GIVEN DATA ▸

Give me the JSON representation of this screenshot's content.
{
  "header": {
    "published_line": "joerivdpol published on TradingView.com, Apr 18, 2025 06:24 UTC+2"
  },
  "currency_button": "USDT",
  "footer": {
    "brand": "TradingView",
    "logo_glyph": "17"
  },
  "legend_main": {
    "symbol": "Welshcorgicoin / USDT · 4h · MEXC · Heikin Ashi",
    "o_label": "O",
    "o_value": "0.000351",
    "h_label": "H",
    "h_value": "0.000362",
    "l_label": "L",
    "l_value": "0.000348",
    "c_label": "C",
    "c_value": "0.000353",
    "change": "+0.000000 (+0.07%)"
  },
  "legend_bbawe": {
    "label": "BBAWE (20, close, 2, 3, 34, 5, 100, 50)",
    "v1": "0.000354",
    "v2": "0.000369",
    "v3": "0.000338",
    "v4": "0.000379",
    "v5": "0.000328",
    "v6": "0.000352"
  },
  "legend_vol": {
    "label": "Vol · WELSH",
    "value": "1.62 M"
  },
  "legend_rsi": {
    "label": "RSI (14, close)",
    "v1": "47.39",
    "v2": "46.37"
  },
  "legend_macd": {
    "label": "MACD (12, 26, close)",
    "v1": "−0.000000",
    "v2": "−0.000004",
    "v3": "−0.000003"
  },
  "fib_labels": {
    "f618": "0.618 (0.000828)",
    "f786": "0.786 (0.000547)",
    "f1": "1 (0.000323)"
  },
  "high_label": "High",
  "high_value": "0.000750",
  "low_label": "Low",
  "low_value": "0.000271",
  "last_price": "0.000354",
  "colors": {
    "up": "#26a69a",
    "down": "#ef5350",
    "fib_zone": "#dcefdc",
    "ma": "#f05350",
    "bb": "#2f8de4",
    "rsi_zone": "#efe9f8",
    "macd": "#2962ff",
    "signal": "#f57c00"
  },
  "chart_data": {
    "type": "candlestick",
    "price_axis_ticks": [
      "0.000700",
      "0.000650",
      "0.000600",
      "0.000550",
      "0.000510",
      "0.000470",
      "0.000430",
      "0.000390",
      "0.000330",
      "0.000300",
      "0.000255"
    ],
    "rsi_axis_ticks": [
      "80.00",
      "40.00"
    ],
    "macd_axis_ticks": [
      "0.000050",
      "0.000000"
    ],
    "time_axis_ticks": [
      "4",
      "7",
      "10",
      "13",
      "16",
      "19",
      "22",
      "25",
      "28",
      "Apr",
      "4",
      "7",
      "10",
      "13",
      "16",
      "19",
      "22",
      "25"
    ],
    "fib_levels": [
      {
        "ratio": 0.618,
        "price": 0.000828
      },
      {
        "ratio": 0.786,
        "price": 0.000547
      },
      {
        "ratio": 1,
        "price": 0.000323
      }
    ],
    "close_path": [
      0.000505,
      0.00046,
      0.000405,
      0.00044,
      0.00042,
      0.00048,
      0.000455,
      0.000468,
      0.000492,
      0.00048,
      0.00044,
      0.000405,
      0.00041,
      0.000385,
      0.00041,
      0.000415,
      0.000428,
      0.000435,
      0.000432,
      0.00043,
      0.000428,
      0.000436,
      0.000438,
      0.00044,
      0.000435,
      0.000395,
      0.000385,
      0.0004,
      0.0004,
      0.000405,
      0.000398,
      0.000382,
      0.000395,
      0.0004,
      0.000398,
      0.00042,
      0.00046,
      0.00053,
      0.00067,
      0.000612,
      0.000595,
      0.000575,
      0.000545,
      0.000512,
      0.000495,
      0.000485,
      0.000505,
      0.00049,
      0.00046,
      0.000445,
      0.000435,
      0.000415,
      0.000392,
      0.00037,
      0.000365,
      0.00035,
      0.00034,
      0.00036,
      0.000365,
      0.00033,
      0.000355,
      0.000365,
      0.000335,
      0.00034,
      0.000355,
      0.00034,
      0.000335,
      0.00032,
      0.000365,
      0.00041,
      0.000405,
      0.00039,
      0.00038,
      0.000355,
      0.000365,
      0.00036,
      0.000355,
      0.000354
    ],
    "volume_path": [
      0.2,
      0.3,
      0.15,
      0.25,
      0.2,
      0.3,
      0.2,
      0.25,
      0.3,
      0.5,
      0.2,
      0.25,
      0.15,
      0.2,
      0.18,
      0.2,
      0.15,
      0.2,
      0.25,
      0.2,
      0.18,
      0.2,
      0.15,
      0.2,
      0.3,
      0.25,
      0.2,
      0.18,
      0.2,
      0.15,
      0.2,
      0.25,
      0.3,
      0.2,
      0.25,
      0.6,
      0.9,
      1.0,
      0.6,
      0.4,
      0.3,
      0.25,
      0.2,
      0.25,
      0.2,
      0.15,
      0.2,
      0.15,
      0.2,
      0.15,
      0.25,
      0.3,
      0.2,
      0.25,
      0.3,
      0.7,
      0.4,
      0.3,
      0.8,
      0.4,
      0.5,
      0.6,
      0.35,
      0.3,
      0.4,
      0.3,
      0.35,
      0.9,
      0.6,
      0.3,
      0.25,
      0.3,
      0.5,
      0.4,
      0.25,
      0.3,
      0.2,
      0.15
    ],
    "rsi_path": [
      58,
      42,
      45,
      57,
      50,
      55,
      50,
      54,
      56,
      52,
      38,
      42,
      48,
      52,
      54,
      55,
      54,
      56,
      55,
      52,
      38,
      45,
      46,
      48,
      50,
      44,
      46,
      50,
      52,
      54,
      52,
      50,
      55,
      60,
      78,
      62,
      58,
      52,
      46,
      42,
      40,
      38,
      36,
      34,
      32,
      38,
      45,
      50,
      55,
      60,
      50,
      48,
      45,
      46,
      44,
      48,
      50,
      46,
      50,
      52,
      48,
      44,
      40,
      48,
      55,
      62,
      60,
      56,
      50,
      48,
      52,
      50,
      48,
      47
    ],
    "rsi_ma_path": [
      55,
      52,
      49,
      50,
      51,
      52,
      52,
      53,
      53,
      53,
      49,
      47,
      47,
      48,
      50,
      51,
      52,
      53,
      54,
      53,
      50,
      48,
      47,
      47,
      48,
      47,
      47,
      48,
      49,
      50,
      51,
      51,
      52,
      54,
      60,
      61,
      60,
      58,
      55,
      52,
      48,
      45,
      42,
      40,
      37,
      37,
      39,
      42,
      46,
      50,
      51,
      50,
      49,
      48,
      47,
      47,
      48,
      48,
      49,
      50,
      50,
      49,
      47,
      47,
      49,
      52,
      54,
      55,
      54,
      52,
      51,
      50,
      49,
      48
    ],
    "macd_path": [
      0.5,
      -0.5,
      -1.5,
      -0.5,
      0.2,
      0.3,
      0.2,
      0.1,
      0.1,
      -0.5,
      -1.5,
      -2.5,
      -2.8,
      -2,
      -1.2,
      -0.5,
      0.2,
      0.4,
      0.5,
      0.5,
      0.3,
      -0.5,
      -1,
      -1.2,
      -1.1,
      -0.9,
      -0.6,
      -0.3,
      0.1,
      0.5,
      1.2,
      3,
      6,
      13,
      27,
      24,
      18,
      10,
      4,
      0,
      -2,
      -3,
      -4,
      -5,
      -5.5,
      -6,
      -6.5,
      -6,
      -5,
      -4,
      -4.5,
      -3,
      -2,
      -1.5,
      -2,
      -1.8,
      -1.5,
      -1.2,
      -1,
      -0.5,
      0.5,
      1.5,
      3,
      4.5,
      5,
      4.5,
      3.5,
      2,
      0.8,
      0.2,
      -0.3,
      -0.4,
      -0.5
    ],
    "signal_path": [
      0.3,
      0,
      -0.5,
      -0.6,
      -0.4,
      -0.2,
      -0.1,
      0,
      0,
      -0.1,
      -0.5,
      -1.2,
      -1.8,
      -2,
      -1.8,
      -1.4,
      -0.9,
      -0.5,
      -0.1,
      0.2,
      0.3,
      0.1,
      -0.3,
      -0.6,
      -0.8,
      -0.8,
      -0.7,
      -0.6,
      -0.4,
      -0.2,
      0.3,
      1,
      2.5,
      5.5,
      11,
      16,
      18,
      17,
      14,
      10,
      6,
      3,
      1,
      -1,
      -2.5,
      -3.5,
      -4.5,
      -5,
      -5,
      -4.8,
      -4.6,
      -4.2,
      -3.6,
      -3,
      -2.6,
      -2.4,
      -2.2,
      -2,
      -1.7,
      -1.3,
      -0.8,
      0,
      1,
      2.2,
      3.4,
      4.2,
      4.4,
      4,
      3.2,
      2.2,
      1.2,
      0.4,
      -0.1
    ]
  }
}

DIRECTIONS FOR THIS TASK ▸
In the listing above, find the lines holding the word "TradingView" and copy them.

REPLY ▸
    "published_line": "joerivdpol published on TradingView.com, Apr 18, 2025 06:24 UTC+2"
    "brand": "TradingView",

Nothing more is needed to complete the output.